The gradual decrease in vision may be unnoticed by the individual, who may continue activities (such as driving or working in hazardous conditions) that cannot be continued safely. Another safety issue pertains to night blindness, usually the first manifestation of retinitis pigmentosa. A child who is night-blind can be at risk in any area where there is traffic or other dangers.
The individual, parents, and teachers can plan for education, vocational experiences, and career planning, taking into account eventual visual difficulties.
A diagnosis of Usher syndrome allows the family to consider genetic counseling and testing for other children in the family. Usher syndrome runs in families. Some families might choose genetic counseling and testing in order to reduce the risk of having other affected children as well as to reduce the risk of an individual with Usher syndrome having affected children. Other families might choose genetic counseling in order to plan for needed supports.
The family and individual may choose to seek counseling and support to cope with the present and prepare for the future.

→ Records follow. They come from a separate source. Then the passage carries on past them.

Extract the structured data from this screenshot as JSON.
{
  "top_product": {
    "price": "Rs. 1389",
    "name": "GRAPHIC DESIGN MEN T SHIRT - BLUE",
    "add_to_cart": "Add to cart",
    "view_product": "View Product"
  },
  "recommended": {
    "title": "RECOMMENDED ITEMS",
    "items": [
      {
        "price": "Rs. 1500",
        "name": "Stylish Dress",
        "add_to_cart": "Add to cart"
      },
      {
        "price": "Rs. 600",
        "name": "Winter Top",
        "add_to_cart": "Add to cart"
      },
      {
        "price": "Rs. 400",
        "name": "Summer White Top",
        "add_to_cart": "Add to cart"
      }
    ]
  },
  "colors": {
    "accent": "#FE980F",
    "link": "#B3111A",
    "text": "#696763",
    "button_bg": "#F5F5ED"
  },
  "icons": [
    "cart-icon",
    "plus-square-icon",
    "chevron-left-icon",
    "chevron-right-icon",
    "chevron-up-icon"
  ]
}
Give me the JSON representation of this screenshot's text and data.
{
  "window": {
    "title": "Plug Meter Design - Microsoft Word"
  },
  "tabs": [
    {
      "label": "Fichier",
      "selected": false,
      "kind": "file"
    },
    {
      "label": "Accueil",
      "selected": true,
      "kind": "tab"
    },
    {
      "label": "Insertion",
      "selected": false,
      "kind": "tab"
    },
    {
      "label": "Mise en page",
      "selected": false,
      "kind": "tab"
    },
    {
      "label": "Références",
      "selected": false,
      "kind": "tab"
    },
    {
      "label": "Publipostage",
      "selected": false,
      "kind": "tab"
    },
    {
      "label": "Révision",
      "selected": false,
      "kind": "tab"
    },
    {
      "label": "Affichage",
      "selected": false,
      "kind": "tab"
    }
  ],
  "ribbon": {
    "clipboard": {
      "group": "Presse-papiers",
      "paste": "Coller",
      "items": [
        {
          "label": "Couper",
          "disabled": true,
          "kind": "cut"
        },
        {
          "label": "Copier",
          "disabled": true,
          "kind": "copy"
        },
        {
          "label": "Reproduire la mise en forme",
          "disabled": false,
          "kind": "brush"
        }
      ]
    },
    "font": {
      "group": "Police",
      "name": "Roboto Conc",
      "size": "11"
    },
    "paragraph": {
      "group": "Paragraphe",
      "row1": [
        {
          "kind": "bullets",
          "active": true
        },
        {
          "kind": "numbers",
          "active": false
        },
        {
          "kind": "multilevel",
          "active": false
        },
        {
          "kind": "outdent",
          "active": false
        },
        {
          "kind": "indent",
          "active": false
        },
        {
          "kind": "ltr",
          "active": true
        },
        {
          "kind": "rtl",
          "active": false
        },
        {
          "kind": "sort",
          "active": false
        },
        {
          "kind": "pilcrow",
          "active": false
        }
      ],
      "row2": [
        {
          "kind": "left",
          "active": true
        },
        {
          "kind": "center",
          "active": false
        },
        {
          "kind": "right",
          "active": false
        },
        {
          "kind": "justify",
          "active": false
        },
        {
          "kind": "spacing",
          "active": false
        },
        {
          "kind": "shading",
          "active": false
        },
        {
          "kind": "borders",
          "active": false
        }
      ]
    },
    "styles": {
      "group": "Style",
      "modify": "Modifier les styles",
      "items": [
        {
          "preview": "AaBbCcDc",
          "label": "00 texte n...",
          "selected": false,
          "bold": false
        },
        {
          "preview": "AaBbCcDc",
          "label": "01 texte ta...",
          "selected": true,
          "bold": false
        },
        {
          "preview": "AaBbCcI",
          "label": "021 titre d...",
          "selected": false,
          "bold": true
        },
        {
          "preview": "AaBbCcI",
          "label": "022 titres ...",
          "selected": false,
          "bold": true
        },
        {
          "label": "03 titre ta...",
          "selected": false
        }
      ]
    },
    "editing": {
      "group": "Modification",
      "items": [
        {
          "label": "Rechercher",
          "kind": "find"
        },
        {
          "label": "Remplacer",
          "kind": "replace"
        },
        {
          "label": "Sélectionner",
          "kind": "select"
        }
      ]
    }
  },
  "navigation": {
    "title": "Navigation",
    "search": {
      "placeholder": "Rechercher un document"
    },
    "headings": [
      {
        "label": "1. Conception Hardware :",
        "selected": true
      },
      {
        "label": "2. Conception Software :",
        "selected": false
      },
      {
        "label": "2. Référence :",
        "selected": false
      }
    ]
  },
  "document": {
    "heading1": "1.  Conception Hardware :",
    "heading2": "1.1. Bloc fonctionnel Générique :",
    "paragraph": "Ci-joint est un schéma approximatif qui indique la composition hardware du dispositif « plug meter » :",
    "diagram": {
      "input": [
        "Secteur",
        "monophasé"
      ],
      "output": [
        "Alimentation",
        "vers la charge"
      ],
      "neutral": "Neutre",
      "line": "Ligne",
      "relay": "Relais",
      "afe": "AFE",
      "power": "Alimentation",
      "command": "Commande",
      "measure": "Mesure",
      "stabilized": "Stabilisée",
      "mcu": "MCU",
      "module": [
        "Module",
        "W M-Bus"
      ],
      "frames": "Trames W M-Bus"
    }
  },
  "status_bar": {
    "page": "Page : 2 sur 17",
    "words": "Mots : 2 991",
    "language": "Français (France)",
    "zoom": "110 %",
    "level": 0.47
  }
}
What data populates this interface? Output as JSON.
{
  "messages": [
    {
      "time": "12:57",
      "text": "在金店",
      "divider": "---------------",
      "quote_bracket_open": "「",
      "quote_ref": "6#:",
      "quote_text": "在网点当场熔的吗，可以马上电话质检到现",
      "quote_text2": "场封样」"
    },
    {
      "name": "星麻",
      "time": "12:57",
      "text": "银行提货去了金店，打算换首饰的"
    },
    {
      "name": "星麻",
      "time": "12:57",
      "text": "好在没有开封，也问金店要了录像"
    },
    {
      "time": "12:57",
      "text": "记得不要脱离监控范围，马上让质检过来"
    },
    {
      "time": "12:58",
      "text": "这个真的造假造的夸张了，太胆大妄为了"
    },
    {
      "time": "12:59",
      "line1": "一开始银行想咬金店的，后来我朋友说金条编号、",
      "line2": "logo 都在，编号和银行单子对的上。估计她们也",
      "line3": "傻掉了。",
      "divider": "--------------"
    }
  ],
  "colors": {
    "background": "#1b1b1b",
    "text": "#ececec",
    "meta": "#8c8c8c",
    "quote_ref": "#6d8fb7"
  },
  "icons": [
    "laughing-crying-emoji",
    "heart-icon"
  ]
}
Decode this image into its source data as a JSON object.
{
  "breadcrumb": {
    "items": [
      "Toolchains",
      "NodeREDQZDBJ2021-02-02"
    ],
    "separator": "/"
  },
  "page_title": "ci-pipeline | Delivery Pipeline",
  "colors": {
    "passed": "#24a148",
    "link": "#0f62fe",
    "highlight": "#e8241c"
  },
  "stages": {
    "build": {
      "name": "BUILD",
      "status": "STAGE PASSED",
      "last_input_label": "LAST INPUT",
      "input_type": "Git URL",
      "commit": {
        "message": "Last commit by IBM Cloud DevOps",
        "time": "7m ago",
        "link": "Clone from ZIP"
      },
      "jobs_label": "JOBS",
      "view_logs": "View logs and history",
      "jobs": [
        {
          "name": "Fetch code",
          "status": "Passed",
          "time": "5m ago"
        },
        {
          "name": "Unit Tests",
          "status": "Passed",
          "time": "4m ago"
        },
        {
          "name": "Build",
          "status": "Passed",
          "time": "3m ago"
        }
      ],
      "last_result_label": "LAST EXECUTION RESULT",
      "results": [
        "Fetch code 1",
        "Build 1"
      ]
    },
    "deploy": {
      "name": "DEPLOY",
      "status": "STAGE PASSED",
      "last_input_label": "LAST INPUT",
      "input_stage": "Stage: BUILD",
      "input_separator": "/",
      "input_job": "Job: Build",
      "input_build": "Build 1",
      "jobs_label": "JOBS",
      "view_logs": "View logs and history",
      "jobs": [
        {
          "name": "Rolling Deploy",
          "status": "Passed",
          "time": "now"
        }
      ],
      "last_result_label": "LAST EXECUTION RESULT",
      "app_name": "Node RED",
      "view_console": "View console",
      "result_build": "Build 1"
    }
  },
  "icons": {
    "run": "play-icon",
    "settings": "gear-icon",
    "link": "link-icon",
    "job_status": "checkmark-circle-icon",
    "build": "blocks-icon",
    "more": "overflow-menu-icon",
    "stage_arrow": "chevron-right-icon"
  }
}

Knowing about the visual impairment may influence decisions regarding communication. The individual and family will have the time necessary to gain skills and experience in communication techniques that will enable the person to continue to communicate with others even if a severe visual impairment occurs. For example, it may be easier for a person with Usher syndrome to learn tactile communication as a child rather than as an adult.